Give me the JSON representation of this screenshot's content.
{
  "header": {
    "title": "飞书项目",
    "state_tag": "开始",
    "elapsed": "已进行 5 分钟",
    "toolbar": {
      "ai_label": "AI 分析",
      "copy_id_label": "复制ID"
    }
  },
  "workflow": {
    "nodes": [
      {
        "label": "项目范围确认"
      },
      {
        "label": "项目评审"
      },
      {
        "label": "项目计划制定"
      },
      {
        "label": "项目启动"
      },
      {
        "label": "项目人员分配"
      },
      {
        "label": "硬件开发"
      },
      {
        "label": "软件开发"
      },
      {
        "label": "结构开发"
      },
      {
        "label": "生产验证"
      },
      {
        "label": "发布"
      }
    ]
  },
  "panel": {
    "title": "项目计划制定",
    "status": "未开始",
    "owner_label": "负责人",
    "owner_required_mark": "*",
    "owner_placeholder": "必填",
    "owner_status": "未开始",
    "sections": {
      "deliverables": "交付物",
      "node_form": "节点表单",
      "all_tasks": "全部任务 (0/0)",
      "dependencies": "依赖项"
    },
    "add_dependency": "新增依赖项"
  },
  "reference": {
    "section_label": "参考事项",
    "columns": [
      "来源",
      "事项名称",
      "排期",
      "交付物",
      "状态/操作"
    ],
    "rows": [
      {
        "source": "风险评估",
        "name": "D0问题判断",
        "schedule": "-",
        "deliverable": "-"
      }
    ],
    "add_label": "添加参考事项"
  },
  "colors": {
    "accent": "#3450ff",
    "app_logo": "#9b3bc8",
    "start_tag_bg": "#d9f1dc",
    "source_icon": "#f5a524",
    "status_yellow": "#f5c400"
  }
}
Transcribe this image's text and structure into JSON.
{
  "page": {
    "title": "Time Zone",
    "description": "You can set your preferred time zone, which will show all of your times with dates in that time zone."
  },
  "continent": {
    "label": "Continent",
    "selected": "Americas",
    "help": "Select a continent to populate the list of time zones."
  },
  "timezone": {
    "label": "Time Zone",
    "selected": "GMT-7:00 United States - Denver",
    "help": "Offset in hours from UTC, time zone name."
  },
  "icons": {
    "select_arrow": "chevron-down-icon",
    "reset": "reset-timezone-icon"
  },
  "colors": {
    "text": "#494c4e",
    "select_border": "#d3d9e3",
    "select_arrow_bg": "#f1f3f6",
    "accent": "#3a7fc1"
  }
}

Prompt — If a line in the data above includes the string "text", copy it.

The completed task —
Transcribe this image's text and structure into JSON.
    "text": "#494c4e",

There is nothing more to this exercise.